(Entries from a dataset of interfaces)
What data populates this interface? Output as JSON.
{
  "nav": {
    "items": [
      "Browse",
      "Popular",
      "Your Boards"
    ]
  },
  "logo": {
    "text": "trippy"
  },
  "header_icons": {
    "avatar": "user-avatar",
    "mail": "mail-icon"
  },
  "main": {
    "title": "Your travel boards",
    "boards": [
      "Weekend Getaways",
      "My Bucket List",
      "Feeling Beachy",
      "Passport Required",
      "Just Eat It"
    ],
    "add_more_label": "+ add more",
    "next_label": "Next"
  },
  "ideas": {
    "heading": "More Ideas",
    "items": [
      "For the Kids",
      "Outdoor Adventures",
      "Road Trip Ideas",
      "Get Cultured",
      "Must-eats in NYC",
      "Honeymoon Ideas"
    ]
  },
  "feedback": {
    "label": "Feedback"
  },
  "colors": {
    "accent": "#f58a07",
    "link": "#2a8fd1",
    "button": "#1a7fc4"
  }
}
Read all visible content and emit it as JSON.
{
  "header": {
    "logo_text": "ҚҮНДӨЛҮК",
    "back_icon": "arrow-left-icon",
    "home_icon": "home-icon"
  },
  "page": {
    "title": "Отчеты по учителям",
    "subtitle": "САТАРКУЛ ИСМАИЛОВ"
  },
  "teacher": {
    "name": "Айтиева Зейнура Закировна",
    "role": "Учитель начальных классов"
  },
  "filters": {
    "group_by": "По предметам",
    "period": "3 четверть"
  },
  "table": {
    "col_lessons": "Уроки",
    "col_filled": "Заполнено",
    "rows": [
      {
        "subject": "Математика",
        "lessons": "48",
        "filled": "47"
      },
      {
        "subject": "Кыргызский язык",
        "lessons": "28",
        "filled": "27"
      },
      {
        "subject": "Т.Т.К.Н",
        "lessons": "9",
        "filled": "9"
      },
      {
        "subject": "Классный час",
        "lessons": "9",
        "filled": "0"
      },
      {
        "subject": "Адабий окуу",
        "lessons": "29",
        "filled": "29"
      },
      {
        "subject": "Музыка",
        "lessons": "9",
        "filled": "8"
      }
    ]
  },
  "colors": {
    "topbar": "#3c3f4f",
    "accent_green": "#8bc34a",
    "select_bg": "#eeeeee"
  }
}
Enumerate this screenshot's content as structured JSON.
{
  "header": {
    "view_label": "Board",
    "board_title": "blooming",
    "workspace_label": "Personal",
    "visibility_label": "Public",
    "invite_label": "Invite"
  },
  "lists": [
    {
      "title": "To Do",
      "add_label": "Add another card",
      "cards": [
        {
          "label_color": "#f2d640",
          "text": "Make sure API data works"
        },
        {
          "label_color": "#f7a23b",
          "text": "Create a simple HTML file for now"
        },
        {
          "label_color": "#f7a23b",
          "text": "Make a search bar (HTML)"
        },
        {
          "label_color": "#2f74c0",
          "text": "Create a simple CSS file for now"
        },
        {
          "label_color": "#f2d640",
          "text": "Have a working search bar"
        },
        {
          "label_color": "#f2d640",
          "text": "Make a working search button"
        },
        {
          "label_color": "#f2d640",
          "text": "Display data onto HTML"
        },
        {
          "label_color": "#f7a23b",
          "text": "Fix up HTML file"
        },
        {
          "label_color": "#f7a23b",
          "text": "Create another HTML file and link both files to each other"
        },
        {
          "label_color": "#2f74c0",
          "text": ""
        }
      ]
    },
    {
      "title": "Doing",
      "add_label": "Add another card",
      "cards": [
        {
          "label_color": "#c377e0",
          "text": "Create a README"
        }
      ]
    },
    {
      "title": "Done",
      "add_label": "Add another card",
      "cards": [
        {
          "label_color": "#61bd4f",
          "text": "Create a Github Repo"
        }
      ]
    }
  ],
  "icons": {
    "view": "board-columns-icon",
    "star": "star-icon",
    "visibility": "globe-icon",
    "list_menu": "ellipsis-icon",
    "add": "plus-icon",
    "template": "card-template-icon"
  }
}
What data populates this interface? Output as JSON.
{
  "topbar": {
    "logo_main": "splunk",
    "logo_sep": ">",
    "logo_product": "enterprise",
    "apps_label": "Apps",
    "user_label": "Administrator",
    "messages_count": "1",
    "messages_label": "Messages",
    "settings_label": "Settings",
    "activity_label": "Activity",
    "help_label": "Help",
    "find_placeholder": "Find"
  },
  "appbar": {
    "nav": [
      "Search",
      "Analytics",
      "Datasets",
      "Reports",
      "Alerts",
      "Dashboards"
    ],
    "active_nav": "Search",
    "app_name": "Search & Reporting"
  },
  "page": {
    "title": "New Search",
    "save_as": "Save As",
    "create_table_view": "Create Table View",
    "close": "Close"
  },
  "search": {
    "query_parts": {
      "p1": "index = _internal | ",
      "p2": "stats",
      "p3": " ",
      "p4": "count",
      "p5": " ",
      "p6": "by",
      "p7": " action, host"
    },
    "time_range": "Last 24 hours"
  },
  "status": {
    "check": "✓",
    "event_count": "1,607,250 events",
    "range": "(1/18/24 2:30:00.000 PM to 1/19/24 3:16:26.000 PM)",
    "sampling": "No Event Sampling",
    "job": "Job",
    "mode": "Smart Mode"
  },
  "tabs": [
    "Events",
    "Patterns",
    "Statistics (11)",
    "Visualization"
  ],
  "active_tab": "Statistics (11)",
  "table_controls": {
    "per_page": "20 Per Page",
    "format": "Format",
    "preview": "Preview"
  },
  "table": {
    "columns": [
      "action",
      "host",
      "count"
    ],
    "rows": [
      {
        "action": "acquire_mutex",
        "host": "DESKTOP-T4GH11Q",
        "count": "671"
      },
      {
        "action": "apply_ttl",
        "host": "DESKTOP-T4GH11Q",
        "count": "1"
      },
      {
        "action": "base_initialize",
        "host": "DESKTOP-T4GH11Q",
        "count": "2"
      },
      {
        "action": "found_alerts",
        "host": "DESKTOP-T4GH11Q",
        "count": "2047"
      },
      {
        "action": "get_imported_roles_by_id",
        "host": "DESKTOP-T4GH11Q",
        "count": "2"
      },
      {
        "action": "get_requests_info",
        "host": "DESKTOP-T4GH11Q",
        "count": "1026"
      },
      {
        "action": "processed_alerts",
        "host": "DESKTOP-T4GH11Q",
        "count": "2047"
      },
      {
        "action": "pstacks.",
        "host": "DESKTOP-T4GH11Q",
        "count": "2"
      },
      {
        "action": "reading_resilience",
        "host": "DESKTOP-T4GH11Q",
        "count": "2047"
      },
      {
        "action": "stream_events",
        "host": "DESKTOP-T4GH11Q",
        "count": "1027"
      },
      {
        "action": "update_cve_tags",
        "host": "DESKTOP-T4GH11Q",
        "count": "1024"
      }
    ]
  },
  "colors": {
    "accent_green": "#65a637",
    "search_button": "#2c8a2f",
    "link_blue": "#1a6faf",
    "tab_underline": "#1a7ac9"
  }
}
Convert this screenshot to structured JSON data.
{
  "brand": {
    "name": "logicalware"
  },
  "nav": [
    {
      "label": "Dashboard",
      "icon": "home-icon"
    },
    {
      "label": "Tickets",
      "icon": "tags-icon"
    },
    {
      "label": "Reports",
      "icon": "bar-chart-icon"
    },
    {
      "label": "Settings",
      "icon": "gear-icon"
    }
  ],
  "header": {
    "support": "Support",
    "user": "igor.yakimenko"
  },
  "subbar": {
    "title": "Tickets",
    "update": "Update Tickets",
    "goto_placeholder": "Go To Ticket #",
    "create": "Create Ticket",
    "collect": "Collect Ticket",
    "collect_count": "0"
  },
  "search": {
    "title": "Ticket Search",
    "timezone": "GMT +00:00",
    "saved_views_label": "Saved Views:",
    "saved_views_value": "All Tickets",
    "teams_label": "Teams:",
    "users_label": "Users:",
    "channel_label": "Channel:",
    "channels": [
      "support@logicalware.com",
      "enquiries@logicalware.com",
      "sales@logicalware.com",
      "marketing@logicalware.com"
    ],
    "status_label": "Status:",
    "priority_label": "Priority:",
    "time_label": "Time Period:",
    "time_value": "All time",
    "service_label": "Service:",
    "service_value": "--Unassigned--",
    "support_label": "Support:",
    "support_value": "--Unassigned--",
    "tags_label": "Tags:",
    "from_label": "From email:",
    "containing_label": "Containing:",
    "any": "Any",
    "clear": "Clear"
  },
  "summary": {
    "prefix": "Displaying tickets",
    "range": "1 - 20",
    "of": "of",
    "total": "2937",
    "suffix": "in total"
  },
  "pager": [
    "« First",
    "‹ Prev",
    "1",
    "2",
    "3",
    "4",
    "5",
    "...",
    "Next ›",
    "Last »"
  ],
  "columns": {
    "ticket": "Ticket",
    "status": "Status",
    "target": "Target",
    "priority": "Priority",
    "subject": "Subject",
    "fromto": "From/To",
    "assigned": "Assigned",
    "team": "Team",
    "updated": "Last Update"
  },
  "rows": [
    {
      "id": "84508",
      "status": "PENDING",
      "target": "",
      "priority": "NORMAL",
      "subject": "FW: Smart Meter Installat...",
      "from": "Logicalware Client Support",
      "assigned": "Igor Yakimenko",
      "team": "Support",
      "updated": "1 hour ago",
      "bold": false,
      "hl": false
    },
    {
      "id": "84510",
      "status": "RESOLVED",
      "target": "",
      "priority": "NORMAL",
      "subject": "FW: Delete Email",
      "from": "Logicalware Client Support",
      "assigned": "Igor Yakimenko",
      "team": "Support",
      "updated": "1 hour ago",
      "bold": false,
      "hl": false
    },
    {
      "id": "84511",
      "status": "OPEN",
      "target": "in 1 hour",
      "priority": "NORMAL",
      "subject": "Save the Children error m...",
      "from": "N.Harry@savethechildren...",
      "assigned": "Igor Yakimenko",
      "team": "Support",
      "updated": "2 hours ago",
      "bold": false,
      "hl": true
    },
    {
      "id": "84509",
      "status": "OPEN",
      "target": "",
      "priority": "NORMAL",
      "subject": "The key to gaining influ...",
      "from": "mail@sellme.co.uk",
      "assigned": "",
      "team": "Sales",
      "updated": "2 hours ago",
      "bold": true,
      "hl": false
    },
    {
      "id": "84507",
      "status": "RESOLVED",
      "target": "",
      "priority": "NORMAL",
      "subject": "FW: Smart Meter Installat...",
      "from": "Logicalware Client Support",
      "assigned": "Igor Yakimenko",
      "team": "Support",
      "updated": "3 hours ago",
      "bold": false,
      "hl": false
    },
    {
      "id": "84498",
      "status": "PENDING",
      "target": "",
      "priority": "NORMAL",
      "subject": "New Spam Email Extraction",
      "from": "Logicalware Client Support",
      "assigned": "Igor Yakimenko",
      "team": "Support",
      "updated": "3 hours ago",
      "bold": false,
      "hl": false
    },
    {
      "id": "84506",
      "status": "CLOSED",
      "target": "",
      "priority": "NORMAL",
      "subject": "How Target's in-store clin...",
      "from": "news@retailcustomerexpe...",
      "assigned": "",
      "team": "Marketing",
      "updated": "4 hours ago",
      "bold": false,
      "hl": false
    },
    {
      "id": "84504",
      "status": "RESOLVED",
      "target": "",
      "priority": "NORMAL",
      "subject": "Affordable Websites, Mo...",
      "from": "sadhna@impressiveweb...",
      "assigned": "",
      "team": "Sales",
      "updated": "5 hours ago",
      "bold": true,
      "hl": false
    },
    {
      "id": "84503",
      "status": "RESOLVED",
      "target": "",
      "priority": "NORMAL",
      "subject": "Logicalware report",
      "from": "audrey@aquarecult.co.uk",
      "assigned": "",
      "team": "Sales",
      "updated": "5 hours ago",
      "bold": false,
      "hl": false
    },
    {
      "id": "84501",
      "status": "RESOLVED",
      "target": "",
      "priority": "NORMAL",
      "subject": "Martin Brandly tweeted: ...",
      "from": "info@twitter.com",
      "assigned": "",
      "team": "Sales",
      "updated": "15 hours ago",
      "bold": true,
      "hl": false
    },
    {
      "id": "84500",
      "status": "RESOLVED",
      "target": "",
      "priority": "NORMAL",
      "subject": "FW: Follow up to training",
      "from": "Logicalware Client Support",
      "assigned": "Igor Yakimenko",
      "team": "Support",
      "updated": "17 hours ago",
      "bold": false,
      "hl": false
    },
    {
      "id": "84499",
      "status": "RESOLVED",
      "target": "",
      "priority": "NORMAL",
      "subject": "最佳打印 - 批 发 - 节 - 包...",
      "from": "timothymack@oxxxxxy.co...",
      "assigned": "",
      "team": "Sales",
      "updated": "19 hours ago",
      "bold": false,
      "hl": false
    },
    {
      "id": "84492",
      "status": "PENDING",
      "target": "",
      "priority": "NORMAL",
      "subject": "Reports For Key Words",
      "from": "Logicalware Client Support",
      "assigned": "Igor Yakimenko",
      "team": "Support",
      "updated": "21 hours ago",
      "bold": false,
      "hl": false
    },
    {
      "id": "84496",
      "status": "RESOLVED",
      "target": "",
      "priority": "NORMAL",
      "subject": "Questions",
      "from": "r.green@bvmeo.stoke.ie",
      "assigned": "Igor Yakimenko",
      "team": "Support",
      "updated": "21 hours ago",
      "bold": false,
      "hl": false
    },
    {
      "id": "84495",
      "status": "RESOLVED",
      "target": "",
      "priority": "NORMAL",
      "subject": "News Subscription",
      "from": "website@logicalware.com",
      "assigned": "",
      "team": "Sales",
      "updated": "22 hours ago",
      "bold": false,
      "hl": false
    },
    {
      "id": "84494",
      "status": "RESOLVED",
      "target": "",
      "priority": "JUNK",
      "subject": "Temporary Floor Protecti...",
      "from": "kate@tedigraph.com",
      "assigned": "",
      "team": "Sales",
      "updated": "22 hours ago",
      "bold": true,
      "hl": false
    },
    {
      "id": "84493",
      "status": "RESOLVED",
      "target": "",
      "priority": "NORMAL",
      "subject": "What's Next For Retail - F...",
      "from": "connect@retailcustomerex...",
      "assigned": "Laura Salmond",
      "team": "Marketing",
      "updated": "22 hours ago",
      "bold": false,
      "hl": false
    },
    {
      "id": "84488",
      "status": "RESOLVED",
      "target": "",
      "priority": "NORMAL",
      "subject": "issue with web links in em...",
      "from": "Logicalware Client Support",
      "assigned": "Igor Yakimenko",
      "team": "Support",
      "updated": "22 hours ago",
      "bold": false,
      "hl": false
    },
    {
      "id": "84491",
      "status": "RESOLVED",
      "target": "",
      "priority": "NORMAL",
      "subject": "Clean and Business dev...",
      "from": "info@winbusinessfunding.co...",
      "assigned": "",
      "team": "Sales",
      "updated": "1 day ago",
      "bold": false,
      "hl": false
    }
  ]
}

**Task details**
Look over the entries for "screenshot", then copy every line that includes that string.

**Final answer**
Enumerate this screenshot's content as structured JSON.
Convert this screenshot to structured JSON data.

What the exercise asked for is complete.